Ad revenue is not the only thing expected to take a hit.
Patrick Rishe, the director of the sports business program at Washington University in St. Louis, told ESPN in May that schools stand to lose billions.
He estimated that the schools in the Power 5 conferences could lose more than $4 billion in total in football revenues and at least $1.2 billion due to lost ticket revenue.
“Anywhere from 75 up to almost 85% of all revenues to our departments are derived directly or indirectly from football,” Oregon State athletics director Scott Barnes told ESPN in May. “Indirectly, I mean sponsorship dollars, multimedia rights, and then you've got your gate, your donations and whatnot. The impact of not playing a season is devastating. It would rock the foundation of intercollegiate athletics the way we know it. Frankly, I'm not trying to solve for that because it would be such a devastating circumstance that we'd almost have to get a whiteboard out and start over.”

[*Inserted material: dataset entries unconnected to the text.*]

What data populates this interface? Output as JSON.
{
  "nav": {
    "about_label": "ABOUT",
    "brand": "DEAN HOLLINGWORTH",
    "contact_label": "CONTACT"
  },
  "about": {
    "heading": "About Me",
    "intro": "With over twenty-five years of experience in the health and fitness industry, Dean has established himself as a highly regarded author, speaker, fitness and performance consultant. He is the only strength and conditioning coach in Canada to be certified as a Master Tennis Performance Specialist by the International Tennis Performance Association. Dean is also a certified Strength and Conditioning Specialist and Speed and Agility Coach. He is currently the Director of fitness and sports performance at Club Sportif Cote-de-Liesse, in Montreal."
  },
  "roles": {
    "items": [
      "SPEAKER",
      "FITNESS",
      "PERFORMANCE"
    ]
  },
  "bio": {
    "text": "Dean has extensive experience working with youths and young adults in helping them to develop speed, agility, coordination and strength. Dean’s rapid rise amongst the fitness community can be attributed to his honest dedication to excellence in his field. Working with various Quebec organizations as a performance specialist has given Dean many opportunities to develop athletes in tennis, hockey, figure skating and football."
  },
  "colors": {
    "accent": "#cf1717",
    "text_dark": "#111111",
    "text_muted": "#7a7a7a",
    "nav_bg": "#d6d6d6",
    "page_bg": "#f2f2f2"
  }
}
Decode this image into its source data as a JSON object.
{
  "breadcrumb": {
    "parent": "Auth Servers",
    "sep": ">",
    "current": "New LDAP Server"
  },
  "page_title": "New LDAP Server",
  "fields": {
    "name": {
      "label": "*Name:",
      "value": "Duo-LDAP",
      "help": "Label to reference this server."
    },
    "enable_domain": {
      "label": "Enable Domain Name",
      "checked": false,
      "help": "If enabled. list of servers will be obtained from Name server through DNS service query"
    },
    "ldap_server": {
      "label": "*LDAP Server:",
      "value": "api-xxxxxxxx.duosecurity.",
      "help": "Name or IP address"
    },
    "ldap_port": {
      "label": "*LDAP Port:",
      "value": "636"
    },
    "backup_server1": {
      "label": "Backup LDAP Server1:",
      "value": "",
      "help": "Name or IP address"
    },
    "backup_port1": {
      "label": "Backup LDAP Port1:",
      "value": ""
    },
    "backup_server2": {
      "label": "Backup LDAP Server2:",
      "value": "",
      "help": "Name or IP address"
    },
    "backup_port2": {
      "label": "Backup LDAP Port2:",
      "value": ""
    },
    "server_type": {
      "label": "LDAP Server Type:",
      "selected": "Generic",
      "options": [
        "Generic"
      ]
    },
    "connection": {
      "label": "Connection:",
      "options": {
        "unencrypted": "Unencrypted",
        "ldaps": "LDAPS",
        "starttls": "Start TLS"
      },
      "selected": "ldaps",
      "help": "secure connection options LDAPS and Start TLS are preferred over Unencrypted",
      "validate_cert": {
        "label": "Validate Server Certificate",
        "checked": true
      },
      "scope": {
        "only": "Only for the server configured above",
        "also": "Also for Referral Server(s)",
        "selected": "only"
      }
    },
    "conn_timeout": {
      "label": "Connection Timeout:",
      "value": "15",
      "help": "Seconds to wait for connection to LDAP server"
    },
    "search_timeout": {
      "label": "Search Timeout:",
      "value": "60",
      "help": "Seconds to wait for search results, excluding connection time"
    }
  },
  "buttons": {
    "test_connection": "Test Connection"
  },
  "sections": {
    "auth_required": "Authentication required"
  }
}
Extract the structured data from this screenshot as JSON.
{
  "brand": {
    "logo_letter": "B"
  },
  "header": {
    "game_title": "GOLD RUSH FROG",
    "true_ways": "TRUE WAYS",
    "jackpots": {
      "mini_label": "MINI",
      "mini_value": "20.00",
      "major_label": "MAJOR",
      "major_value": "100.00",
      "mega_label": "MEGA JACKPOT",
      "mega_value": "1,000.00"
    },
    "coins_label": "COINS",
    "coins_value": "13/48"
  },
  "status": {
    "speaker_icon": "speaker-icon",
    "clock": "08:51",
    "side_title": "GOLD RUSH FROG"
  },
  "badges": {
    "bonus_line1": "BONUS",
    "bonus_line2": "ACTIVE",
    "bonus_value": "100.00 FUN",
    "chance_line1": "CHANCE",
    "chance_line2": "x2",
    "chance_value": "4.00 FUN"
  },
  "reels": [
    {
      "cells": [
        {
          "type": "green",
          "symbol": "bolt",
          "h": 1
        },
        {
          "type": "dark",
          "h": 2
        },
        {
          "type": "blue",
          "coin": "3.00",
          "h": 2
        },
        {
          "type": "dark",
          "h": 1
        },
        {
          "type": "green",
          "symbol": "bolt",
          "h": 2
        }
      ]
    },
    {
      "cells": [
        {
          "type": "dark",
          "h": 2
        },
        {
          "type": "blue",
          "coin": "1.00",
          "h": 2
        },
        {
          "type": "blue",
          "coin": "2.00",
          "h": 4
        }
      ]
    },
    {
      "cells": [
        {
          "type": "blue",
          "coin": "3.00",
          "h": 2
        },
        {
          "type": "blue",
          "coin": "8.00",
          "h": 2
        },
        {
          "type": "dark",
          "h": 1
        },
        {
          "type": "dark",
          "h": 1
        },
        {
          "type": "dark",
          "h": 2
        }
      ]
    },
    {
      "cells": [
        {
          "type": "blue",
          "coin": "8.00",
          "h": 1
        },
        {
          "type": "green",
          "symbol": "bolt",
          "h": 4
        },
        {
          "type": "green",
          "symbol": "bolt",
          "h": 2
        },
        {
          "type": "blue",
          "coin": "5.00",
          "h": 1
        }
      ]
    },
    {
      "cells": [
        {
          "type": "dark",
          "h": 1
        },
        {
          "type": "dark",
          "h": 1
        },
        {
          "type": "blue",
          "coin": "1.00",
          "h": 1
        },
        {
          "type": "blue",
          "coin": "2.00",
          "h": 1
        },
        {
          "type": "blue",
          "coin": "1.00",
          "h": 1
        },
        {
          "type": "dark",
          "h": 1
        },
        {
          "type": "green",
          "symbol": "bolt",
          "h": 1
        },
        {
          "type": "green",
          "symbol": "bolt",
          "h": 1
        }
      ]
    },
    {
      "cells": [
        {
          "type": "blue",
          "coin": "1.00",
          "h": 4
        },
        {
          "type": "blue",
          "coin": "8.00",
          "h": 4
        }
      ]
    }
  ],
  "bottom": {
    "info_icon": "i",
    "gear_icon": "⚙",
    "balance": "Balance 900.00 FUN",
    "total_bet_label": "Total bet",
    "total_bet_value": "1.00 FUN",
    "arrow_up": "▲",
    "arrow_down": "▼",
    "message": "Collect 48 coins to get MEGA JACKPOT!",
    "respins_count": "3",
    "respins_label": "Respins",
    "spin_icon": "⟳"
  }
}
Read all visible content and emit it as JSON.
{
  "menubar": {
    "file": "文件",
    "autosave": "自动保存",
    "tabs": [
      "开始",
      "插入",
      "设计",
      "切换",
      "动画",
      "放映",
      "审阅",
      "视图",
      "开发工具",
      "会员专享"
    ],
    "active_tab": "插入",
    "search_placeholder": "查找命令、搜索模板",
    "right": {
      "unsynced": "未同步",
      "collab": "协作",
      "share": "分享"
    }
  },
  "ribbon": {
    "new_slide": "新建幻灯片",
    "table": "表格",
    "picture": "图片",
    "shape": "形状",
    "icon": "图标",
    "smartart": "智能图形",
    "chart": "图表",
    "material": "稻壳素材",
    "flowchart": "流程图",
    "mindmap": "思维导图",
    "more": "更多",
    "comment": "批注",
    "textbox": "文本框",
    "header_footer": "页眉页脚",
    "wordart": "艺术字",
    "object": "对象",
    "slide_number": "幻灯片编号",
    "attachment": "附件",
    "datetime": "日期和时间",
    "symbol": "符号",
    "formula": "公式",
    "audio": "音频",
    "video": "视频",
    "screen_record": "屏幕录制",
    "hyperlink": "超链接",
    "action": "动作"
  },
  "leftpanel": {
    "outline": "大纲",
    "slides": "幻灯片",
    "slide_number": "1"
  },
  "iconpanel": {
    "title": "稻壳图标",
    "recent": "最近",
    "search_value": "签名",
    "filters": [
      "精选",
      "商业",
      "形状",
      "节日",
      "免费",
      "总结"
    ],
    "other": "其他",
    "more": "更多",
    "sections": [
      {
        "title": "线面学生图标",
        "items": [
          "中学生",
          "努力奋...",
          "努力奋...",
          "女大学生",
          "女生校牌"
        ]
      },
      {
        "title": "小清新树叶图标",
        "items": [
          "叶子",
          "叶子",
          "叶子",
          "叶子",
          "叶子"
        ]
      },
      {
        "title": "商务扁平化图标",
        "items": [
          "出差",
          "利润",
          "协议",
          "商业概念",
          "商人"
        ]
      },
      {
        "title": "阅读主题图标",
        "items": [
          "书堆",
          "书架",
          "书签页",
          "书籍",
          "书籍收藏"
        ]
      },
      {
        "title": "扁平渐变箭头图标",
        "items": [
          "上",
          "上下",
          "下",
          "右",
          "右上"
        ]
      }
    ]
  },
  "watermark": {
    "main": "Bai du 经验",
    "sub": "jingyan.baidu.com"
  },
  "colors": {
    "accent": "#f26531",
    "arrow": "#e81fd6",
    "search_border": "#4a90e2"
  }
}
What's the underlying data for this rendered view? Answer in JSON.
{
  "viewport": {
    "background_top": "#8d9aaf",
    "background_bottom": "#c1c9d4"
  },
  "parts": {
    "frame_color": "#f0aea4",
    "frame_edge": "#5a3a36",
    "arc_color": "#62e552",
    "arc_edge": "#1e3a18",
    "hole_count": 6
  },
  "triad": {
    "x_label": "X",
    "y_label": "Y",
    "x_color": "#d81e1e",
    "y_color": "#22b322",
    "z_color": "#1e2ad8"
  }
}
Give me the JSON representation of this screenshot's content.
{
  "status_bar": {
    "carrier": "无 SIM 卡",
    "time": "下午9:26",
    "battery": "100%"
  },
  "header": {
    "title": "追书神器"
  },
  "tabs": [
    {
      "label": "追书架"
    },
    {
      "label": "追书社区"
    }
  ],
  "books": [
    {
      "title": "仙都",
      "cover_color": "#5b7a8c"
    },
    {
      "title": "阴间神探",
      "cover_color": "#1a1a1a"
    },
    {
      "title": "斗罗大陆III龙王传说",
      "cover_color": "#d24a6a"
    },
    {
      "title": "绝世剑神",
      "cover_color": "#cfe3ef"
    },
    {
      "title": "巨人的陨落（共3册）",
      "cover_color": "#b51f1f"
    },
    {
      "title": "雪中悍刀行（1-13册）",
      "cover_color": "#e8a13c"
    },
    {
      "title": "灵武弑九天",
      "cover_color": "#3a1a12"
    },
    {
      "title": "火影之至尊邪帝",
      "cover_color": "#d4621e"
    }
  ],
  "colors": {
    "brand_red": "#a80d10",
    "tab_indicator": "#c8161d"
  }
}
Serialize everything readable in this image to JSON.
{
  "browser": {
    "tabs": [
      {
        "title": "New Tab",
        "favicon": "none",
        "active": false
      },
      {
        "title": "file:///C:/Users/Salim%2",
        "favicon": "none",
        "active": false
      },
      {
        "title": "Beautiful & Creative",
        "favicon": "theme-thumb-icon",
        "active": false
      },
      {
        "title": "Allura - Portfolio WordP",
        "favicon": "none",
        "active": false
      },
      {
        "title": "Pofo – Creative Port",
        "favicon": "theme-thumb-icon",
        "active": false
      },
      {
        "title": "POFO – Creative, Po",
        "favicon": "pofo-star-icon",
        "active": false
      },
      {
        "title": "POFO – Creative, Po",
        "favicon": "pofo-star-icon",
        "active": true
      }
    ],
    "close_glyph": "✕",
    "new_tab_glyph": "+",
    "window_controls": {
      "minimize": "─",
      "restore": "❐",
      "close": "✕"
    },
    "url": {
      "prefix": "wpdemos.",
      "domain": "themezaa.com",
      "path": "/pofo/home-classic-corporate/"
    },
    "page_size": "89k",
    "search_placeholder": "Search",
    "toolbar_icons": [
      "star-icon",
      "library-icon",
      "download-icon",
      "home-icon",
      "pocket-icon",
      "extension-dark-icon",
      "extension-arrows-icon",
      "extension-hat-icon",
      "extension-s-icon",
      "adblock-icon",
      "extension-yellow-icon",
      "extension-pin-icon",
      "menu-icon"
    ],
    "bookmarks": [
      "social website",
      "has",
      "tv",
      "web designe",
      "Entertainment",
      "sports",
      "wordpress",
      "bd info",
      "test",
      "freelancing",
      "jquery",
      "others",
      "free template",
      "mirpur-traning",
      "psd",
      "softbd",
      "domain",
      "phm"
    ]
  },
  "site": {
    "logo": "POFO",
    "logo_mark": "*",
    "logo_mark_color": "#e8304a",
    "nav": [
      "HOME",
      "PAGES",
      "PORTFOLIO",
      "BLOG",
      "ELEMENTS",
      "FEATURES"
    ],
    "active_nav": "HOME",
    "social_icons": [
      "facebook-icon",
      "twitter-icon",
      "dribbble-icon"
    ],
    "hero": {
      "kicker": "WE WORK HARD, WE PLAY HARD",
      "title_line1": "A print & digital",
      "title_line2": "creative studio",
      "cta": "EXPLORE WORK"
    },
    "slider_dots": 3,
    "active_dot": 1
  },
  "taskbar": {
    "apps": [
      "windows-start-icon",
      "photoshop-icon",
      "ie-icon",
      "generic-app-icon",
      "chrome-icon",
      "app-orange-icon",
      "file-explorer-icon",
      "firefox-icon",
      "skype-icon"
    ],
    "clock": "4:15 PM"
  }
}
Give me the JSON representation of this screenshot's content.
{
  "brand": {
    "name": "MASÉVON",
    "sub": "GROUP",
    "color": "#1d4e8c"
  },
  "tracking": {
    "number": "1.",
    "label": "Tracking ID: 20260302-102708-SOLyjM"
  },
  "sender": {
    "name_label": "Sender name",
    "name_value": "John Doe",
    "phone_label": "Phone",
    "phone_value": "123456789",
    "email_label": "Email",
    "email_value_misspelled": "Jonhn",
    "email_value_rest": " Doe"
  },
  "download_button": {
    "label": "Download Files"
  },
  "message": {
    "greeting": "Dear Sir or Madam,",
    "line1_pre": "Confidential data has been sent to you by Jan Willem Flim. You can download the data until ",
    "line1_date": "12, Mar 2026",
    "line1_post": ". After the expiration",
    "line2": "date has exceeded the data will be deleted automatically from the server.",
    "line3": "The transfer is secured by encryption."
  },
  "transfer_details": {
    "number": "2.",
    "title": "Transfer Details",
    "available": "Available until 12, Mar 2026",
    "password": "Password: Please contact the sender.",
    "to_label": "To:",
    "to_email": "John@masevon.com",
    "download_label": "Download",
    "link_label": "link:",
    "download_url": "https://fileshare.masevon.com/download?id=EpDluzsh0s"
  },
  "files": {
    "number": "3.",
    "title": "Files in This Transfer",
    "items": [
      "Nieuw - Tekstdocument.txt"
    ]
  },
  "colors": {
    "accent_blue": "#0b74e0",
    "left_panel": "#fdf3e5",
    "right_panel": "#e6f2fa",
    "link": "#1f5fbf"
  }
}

Additionally, the New York Post reported that the Big Ten Conference itself could lose $1 billion in total lost revenue in the canceled season. Rutgers could stand to lose up to $50 million, NJ.com reported in July.